At this time of year the pressure to ditch all those negative thoughts and become a happier, more successful individual in the year ahead is at its height.
But according to Harvard scientist, psychologist Susan David who has spent more than 20 years researching emotions, happiness, and achievement, understanding and facing up to your difficult feelings and moving past them is the key to a better future.
Her book on the subject Emotional Agility: Get Unstuck, Embrace Change and Thrive in Work and Life has been named Amazon’s 2017 Book Of The Year and reveals the four step process you need to turn negative feelings such as fear into an advantage.
David’s argument is that emotionally agile people aren’t immune to stresses and setbacks, but they have developed critical insight into how to manage them – and she insists anyone can do the same by following a four-step process.
Blocking out negative thoughts or focusing relentlessly on being more positive could actually be getting in the way of your happiness (stock image)
Showing Up: Instead of ignoring difficult thoughts and emotions or overemphasising ‘positive thinking’, face up to your thoughts, emotions and behaviors willingly, with curiosity and kindness.
It means you let go of any struggle about whether the way you’re feeling is right or wrong or whether you should or shouldn’t feel this way. You need to stop brooding on old arguments, for instance, or trying to push the feelings you have over them to one side.
The process also involves identifying your feelings for what they truly are.
So, instead of declaring that you’re stressed, consider what you’re really feeling. Is it anger, disappointment or hurt. Labelling your emotions properly will help you to process them.
What is emotional agility?
Emotionally agile people are dynamic. They demonsrate flexibility in dealing with our fast-changing, complex world.
They are able to tolerate high levels of stress and endure setbacks while remaining engaged, open and receptive. They understand that life isn’t always easy but they continue to act according to their most cherished values and pursue their biggest long-term goals.
They still experience feelings like anger and sadness but they face these with curiosity, self-compassion and acceptance.

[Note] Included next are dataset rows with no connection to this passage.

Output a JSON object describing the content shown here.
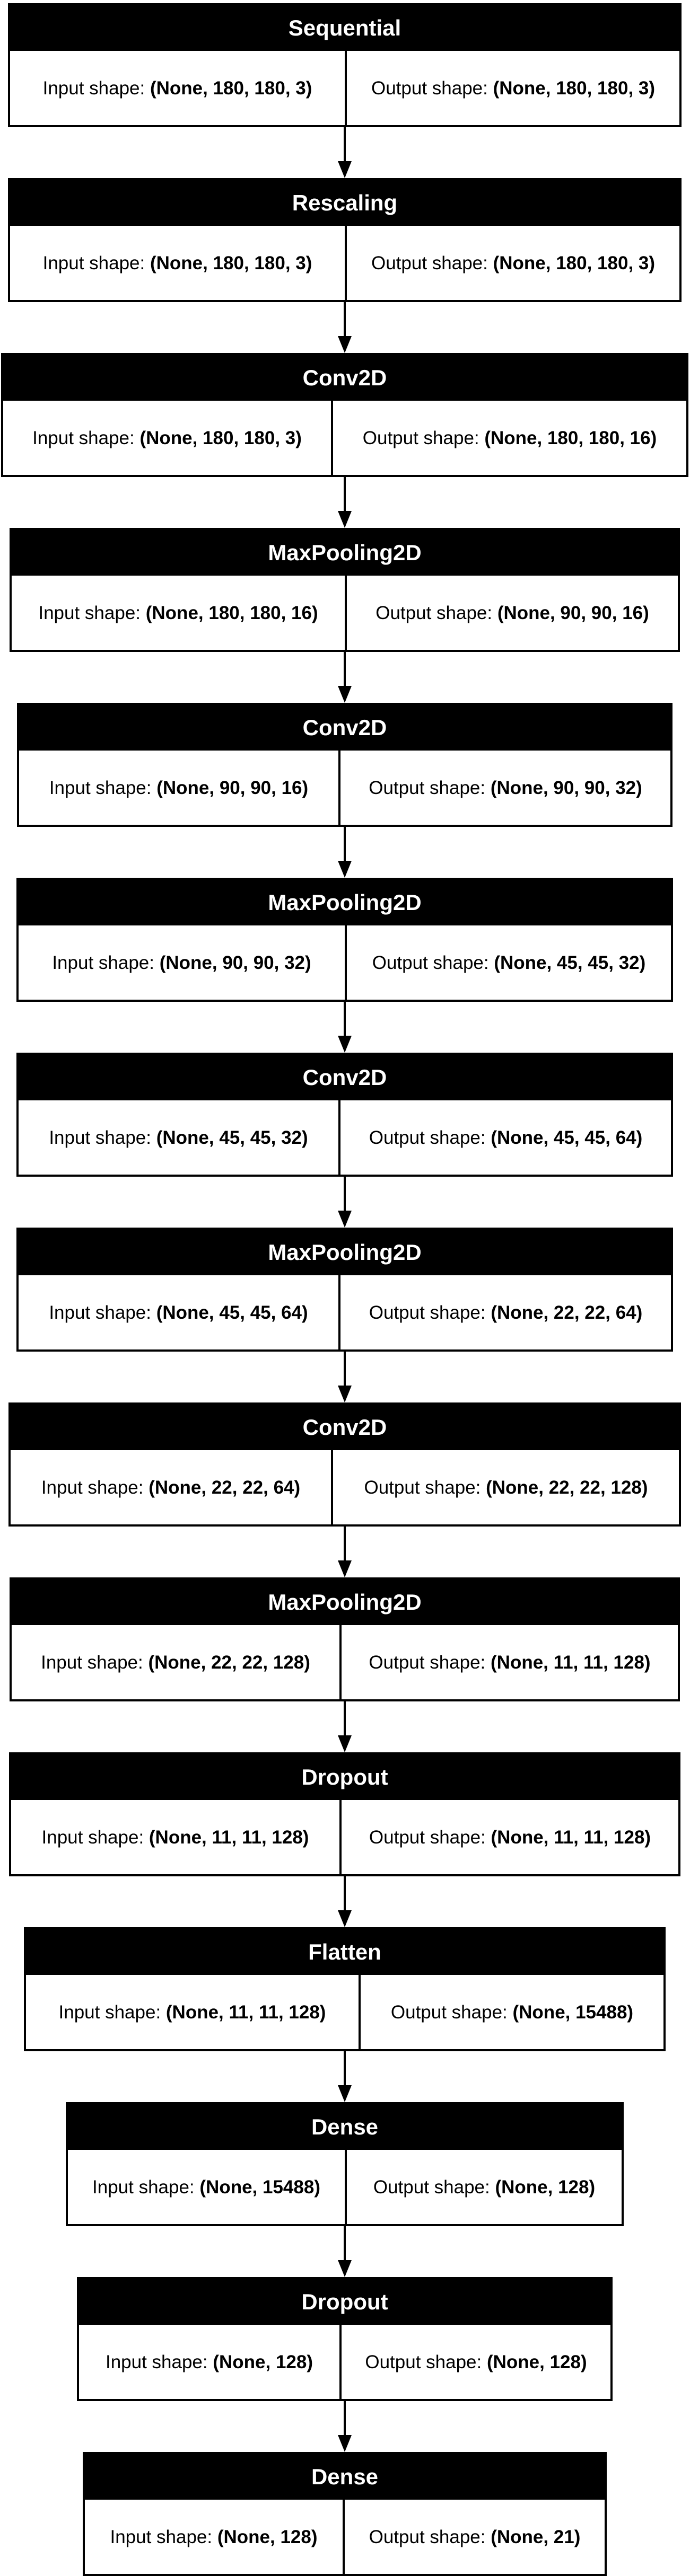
{
  "labels": {
    "input": "Input shape: ",
    "output": "Output shape: "
  },
  "colors": {
    "header": "#000000",
    "header_text": "#ffffff",
    "border": "#000000",
    "background": "#ffffff"
  },
  "layers": [
    {
      "name": "Sequential",
      "input": "(None, 180, 180, 3)",
      "output": "(None, 180, 180, 3)"
    },
    {
      "name": "Rescaling",
      "input": "(None, 180, 180, 3)",
      "output": "(None, 180, 180, 3)"
    },
    {
      "name": "Conv2D",
      "input": "(None, 180, 180, 3)",
      "output": "(None, 180, 180, 16)"
    },
    {
      "name": "MaxPooling2D",
      "input": "(None, 180, 180, 16)",
      "output": "(None, 90, 90, 16)"
    },
    {
      "name": "Conv2D",
      "input": "(None, 90, 90, 16)",
      "output": "(None, 90, 90, 32)"
    },
    {
      "name": "MaxPooling2D",
      "input": "(None, 90, 90, 32)",
      "output": "(None, 45, 45, 32)"
    },
    {
      "name": "Conv2D",
      "input": "(None, 45, 45, 32)",
      "output": "(None, 45, 45, 64)"
    },
    {
      "name": "MaxPooling2D",
      "input": "(None, 45, 45, 64)",
      "output": "(None, 22, 22, 64)"
    },
    {
      "name": "Conv2D",
      "input": "(None, 22, 22, 64)",
      "output": "(None, 22, 22, 128)"
    },
    {
      "name": "MaxPooling2D",
      "input": "(None, 22, 22, 128)",
      "output": "(None, 11, 11, 128)"
    },
    {
      "name": "Dropout",
      "input": "(None, 11, 11, 128)",
      "output": "(None, 11, 11, 128)"
    },
    {
      "name": "Flatten",
      "input": "(None, 11, 11, 128)",
      "output": "(None, 15488)"
    },
    {
      "name": "Dense",
      "input": "(None, 15488)",
      "output": "(None, 128)"
    },
    {
      "name": "Dropout",
      "input": "(None, 128)",
      "output": "(None, 128)"
    },
    {
      "name": "Dense",
      "input": "(None, 128)",
      "output": "(None, 21)"
    }
  ]
}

And, rather than let these feelings derail them, emotionally agile people effectively turn themselves towards their loftiest ambitions.
Stepping Out: The next element, after facing into thoughts and emotions is detaching from and observing them for what they are – just thoughts, just emotions.
By doing this we create an open, non judgmental space between our feelings and how we respond to them.
We can also identify difficult feelings as we’re experiencing them and find more appropriate ways of reacting.
For instance, you might turn up for your first day at a new job and start telling yourself that you’re a fraud and you’ll get found out because you’re not good enough.
This will then hold you back from interacting and speaking out because you’re being driven by your negative thoughts.
Instead, acknowledge that this is what you’re feeling but that you’re choosing to get involved and make a contribution to the workplace regardless.
Detached observation keeps our transient mental experiences from controlling us.
Harvard scientist, psychologist Susan David has spent more than 20 years studying human emotions
The broader view we gain by stepping out means learning to see yourself as the chessboard, filled with possibilities, rather than as any one piece on the board, confined to certain preordained moves.
Walking Your Why: Your core values provide the compass that keeps you moving in the right direction. Rather than being abstract ideas, these values are the true path to willpower, resilience and effectiveness.
David’s book on emotional agility has been named Amazon’s best read of 2017
Recognising, accepting and then distancing ourselves from the scary, or painful, or disruptive emotional stuff gives us the ability to engage more of the ‘take the long view’ part of us, which integrates thinking and feeling with long term values and aspirations, and can help us find new and better ways of getting there.
We make thousands of decisions every day. Should you go to the gym after work or skip it in favour of happy hour? These are choice points. Your core values provide the compass that keeps you moving in the right direction.
Walking your why is the art of living by your own personal set of values – the beliefs and behaviours you hold dear and give you a sense of meaning and satisfaction. Identifying and acting on the values that are truly you own, not those imposed on you by others or what you think you ‘should’ care about, is the crucial next step of achieving emotional agility.
Moving On: Small deliberate tweaks to your mindset, motivation, and habits – in ways that are infused with your values, can make a powerful difference in your life.
The idea is to find the balance between challenge and competence, so that you’re neither complacent nor overwhelmed. You’re excited, enthusiastic, invigorated.